"To Stew or Not to Stew" from the notebook MY EVIL TWIN by K. J. Legry
“To Stew or Not to Stew” from the notebook MY EVIL TWIN by K. J. Legry

MY: Or meditation?
Peter Levine: The thing about meditation, though…. With some kinds of trauma, meditation is helpful. But the problem is when people go into their inner landscape and they’re not prepared and they’re not guided, sooner or later they encounter the trauma, and then what do they do? They could be overwhelmed with it, or they find a way to go away from the trauma. And they go sometimes into something that resembles a bliss state. But it’s really an ungrounded bliss state. I call that the bliss bypass.  It’s a way of avoiding the trauma. It was very common in the ‘60s when people were taking all of these drugs, and a lot of these people were traumatized from their childhood. And what they would do is they would go into these kinds of dissociated states of bliss and different hallucinatory imageries, but in a way it was avoiding the trauma. So in a way the trauma became even a greater effect, and then often people would then wind up having bad trips in which they would go into the trauma but without the resources to work them through.
MY: I guess that’s what I find inspiring about your approach. Ultimately you really want to enable the traumatized person to regain their autonomy, not just find palliative methods of dealing with their trauma.
Peter Levine: Yes. One thing therapists are really good at, I think, is they’re good at helping people calm. We set up our offices so they’re conducive, so they’re friendly, they’re cheerful, there are things in the room that would evoke interest and curiosity. And many therapists can actually help calm the traumatized person. This is something that’s a necessary first step, but if it’s the only thing that happens, the clients become more and more dependent on the therapist to give them some sense of refuge, some sense of okayness. But when therapists are helping the clients get mastery of their sensations, of their power in their body, than they are truly helping them develop an authentic autonomy. And from the very beginning, the client is beginning to separate.

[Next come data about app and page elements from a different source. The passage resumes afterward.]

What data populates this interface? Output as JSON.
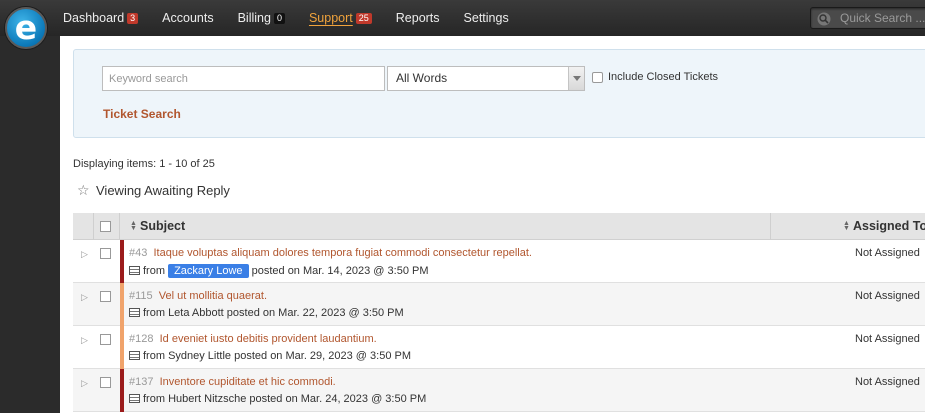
{
  "topbar": {
    "logo_letter": "e",
    "nav": [
      {
        "label": "Dashboard",
        "badge": "3",
        "badge_style": "red",
        "active": false
      },
      {
        "label": "Accounts",
        "badge": "",
        "active": false
      },
      {
        "label": "Billing",
        "badge": "0",
        "badge_style": "dark",
        "active": false
      },
      {
        "label": "Support",
        "badge": "25",
        "badge_style": "red",
        "active": true
      },
      {
        "label": "Reports",
        "badge": "",
        "active": false
      },
      {
        "label": "Settings",
        "badge": "",
        "active": false
      }
    ],
    "quick_search_placeholder": "Quick Search ..."
  },
  "search": {
    "keyword_placeholder": "Keyword search",
    "match_mode": "All Words",
    "include_closed_label": "Include Closed Tickets",
    "include_closed_checked": false,
    "submit_label": "Ticket Search"
  },
  "listing": {
    "displaying": "Displaying items: 1 - 10 of 25",
    "viewing": "Viewing  Awaiting Reply"
  },
  "table": {
    "columns": {
      "subject": "Subject",
      "assigned": "Assigned To"
    },
    "rows": [
      {
        "id": "#43",
        "subject": "Itaque voluptas aliquam dolores tempora fugiat commodi consectetur repellat.",
        "from_prefix": "from",
        "from": "Zackary Lowe",
        "from_highlight": true,
        "posted": "posted on Mar. 14, 2023 @ 3:50 PM",
        "assigned": "Not Assigned",
        "priority_color": "#9b1b1b"
      },
      {
        "id": "#115",
        "subject": "Vel ut mollitia quaerat.",
        "from_prefix": "from",
        "from": "Leta Abbott",
        "from_highlight": false,
        "posted": "posted on Mar. 22, 2023 @ 3:50 PM",
        "assigned": "Not Assigned",
        "priority_color": "#f0a36b"
      },
      {
        "id": "#128",
        "subject": "Id eveniet iusto debitis provident laudantium.",
        "from_prefix": "from",
        "from": "Sydney Little",
        "from_highlight": false,
        "posted": "posted on Mar. 29, 2023 @ 3:50 PM",
        "assigned": "Not Assigned",
        "priority_color": "#f0a36b"
      },
      {
        "id": "#137",
        "subject": "Inventore cupiditate et hic commodi.",
        "from_prefix": "from",
        "from": "Hubert Nitzsche",
        "from_highlight": false,
        "posted": "posted on Mar. 24, 2023 @ 3:50 PM",
        "assigned": "Not Assigned",
        "priority_color": "#9b1b1b"
      }
    ]
  },
  "icons": {
    "search": "magnifier-icon",
    "star": "star-icon",
    "expand": "expand-triangle-icon",
    "note": "ticket-note-icon"
  }
}
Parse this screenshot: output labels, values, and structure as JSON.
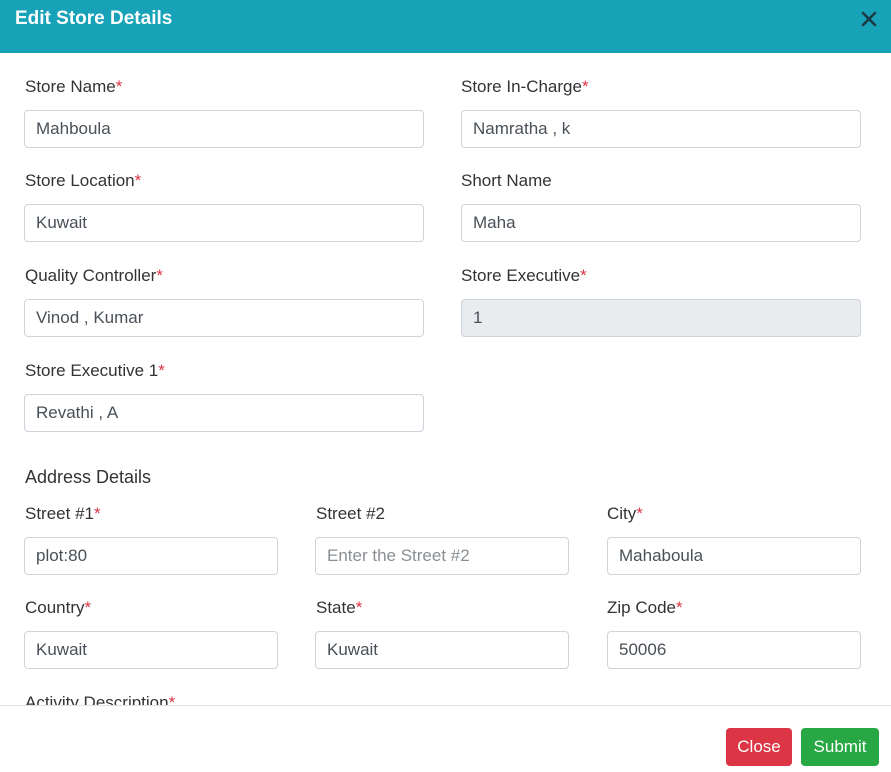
{
  "modal": {
    "title": "Edit Store Details"
  },
  "required_mark": "*",
  "fields": {
    "store_name": {
      "label": "Store Name",
      "value": "Mahboula",
      "required": true
    },
    "store_in_charge": {
      "label": "Store In-Charge",
      "value": "Namratha , k",
      "required": true
    },
    "store_location": {
      "label": "Store Location",
      "value": "Kuwait",
      "required": true
    },
    "short_name": {
      "label": "Short Name",
      "value": "Maha",
      "required": false
    },
    "quality_controller": {
      "label": "Quality Controller",
      "value": "Vinod , Kumar",
      "required": true
    },
    "store_executive": {
      "label": "Store Executive",
      "value": "1",
      "required": true
    },
    "store_executive_1": {
      "label": "Store Executive 1",
      "value": "Revathi , A",
      "required": true
    }
  },
  "address": {
    "title": "Address Details",
    "street1": {
      "label": "Street #1",
      "value": "plot:80"
    },
    "street2": {
      "label": "Street #2",
      "value": "",
      "placeholder": "Enter the Street #2"
    },
    "city": {
      "label": "City",
      "value": "Mahaboula"
    },
    "country": {
      "label": "Country",
      "value": "Kuwait"
    },
    "state": {
      "label": "State",
      "value": "Kuwait"
    },
    "zip": {
      "label": "Zip Code",
      "value": "50006"
    },
    "activity_description": {
      "label": "Activity Description"
    }
  },
  "footer": {
    "close_label": "Close",
    "submit_label": "Submit"
  },
  "colors": {
    "header": "#17a2b8",
    "required": "#dc3545",
    "close_button": "#dc3545",
    "submit_button": "#28a745"
  }
}
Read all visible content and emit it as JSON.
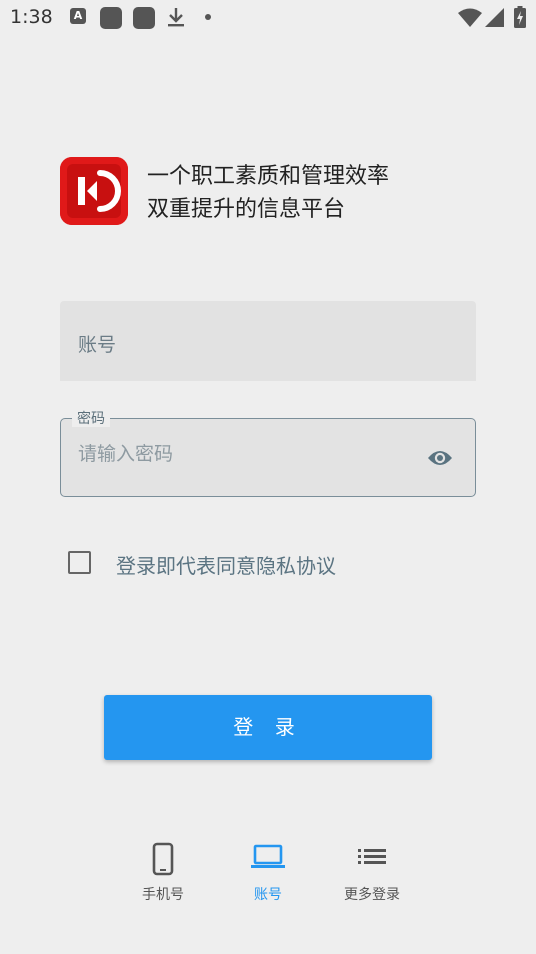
{
  "status_bar": {
    "time": "1:38",
    "a_badge": "A",
    "icons": [
      "text-a-icon",
      "app-square-icon",
      "app-square-icon",
      "download-icon",
      "dot-icon",
      "wifi-icon",
      "signal-icon",
      "battery-charging-icon"
    ]
  },
  "header": {
    "slogan_line1": "一个职工素质和管理效率",
    "slogan_line2": "双重提升的信息平台",
    "brand_color": "#e01919"
  },
  "form": {
    "account_label": "账号",
    "password_legend": "密码",
    "password_placeholder": "请输入密码",
    "password_value": ""
  },
  "agreement": {
    "text": "登录即代表同意隐私协议",
    "checked": false
  },
  "login_button": {
    "label": "登 录",
    "color": "#2496f0"
  },
  "tabs": [
    {
      "label": "手机号",
      "icon": "smartphone-icon",
      "active": false
    },
    {
      "label": "账号",
      "icon": "laptop-icon",
      "active": true
    },
    {
      "label": "更多登录",
      "icon": "list-icon",
      "active": false
    }
  ]
}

So this is a gradual process, where the client really becomes authentically autonomous, authentically self-empowered. And if we don’t do this, the client tends to become more and more dependent on the therapist, and this is when you see these transferences where all of a sudden the client depends on the therapist for everything. At this point the therapist can go from being the god or the goddess up on this pedestal to being thrown down and the client having rage about the therapist for not helping them enough. So the key out of these conundrums is through self-empowerment, and I know of no more direct and effective way of doing this than through the body.

from the children's book: "Monkey Stew" (page 2) illustrated by K. J. Legry
from the children’s book: “Monkey Stew” (page 2) illustrated by K. J. Legry

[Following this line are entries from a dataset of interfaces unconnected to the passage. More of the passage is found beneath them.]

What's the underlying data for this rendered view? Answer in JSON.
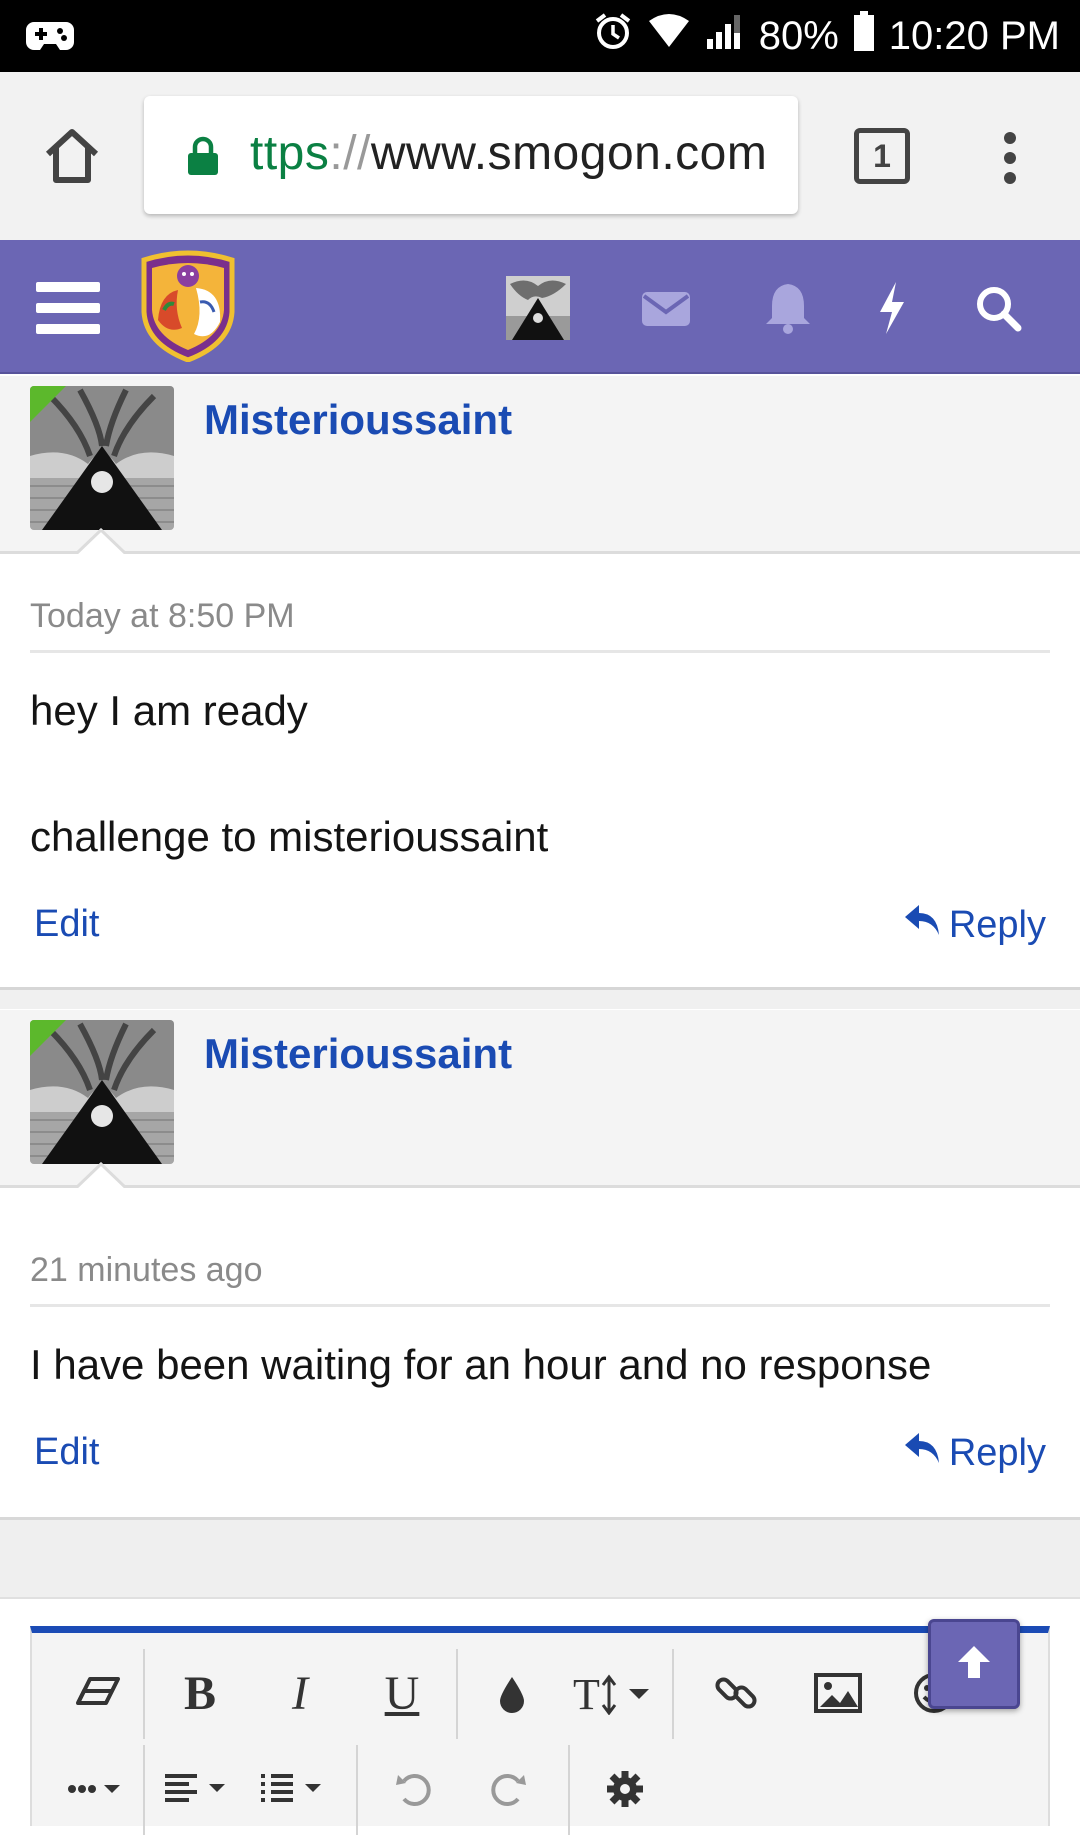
{
  "status_bar": {
    "battery": "80%",
    "time": "10:20 PM"
  },
  "browser": {
    "url_scheme": "ttps",
    "url_sep": "://",
    "url_host": "www.smogon.com",
    "tab_count": "1"
  },
  "posts": [
    {
      "username": "Misterioussaint",
      "date": "Today at 8:50 PM",
      "lines": [
        "hey I am ready",
        "challenge to misterioussaint"
      ],
      "edit_label": "Edit",
      "reply_label": "Reply"
    },
    {
      "username": "Misterioussaint",
      "date": "21 minutes ago",
      "lines": [
        "I have been waiting for an hour and no response"
      ],
      "edit_label": "Edit",
      "reply_label": "Reply"
    }
  ],
  "colors": {
    "header": "#6b66b4",
    "link": "#1a4bb3",
    "editor_accent": "#1b4bb5"
  }
}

Peter Levine: The shaking and trembling has to do with the resetting of the autonomic nervous system. I was so curious about this that I interviewed a number of people who work with capturing animals and releasing them into the wild. And they described to me very much the kinds of shaking and trembling that I see with my clients and that happened to me. A number of these folks said that they knew that if the animals didn’t go through this kind of shaking and trembling when they were captured and put in cages, they were less likely to survive when released into the wild. So it appears to be a way in which the physiological autonomic nervous system resets itself. 

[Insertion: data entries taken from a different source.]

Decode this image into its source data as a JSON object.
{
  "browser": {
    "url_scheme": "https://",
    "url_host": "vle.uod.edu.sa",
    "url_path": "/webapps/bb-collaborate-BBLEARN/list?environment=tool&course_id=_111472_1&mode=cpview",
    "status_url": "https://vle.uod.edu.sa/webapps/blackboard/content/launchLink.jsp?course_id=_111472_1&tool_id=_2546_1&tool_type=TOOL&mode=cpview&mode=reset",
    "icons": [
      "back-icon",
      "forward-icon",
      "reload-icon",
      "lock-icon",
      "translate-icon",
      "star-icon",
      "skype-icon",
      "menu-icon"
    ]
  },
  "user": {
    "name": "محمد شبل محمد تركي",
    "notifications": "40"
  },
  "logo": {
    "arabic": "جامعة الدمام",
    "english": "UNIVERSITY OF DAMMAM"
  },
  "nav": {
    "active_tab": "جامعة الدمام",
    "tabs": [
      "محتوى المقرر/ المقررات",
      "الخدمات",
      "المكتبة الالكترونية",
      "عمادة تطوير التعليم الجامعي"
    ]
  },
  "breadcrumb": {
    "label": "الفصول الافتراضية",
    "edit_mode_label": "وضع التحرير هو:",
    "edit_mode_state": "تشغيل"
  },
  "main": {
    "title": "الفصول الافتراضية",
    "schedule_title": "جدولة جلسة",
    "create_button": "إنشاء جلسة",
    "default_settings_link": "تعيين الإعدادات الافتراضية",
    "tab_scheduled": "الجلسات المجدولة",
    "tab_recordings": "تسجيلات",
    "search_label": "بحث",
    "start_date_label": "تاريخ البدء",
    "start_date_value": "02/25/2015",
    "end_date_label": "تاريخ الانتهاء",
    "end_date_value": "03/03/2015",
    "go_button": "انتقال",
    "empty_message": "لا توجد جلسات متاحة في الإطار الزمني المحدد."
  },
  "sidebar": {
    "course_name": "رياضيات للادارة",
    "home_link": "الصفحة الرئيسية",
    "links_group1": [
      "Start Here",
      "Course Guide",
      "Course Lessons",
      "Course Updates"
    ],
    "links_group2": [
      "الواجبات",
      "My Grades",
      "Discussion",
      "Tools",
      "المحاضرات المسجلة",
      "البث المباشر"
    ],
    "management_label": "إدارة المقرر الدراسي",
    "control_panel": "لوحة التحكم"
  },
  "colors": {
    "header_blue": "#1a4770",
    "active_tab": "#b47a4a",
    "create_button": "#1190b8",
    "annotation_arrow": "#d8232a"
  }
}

(*note: I know the above post barely covers what I’m trying to say and so might not be easily grasped or readily helpful so I highly recommend you read the book for yourselves by Peter A. Levine, PhD In An Unspoken Voice; How the Body Releases Trauma and Restores Goodness BUT do not try to heal alone or think you have to.  Find a guide and don’t give up.)